As a result, the Bank of Canada adopted a monetary policy calling for normalization of its key interest rate, and the increases are now very real.
Even though much is being said about the impact of rate hikes on borrowing costs, such as mortgages, they also affect your investments and their returns. For a better understanding of this phenomenon, it’s relevant to review certain concepts.
The mechanism: monetary policy
To ensure the Canadian economy runs at the right speed, the Bank of Canada manages the level of inflation. With the goal of keeping inflation in a range of 1% to 3%, the Bank adjusts the key rate. It lowers it when the economy is too slow and inflation is tame, usually to stimulate spending. Conversely, when the economy is running at full capacity and inflation is rising in response, the Bank of Canada raises the key rate to prevent an inflationary spiral.
Effects on your investments
Changes in the key rate are among the factors that affect the interest rates set by financial institutions. Your investments are also affected by these changes, and each type of investment fluctuates in its own way.
Interest rate hikes cause bond prices to fall. In a sense, this is an example of the law of supply and demand doing its work. In the eyes of investors, new bonds issued at a higher nominal rate are more attractive than those already outstanding. Therefore, the prices of outstanding bonds adjust downward to reflect this reality.
The maturity of your bonds is another factor that influences their sensitivity to changes in interest rates. Long-term bonds are more sensitive. As a result, when rates are raised, they react more strongly, as do their prices and yields. Ultimately, this context causes portfolio managers to constantly adjust their strategies, with the aim of generating a higher current yield in the coming years.
Changes in interest rates also affect stocks. There are two notable effects:
First, the rising cost of borrowing hurts indebted businesses because the cost of debt repayment goes up. As a result, their earnings go down.
Second, the present value of a company is, in its simplest form, the present value of its future earnings. As the net present value (NPV) formula demonstrates, the higher the interest rate used to discount these future flows, the lower the current value of the business. As with bonds, a company’s present value is more sensitive to rate movements when earnings assumptions are aggressive and long-term.
Interest rate movements also affect the price of our dollar. Influencing factors include the increased attractiveness of Canadian government bonds to foreign investors when interest rates rise.

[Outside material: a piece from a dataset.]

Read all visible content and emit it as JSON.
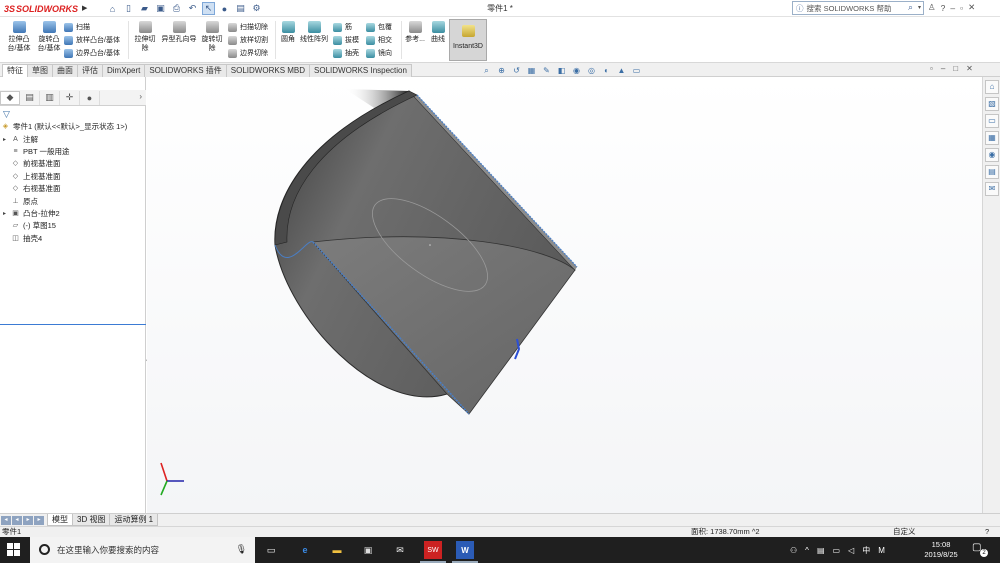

By buying these bonds in Canadian dollars, such buyers put pressure on the demand for our currency, thereby driving up its value. In contrast, for Canadian investors, when the Canadian dollar rises, investments outside our borders decline in value.
Even so, a strong currency lowers the cost of imports. This context is favourable to some sectors, especially the retail trade. Importing at a lower cost generally increases earnings, which can in turn increase the share prices of importers. Of course, the current context of supply-chain disruptions is interfering with this effect.
Diversification at FÉRIQUE Fund Management
As we can see, the effect of rising interest rates depends on the type of investment. What should we conclude from this observation? The best way to protect yourself from the impacts of such changes is to diversify your portfolio.
Diversification is the cornerstone of any sound financial strategy. You can use the FÉRIQUE Funds to invest in different regions and asset classes to build a well-diversified portfolio.
FÉRIQUE Fund Management also has five turnkey Portfolio solutions adapted to different types of investors with distinct risk tolerance profiles. The Portfolios follow the same rule, in line with the strategy of investment diversification.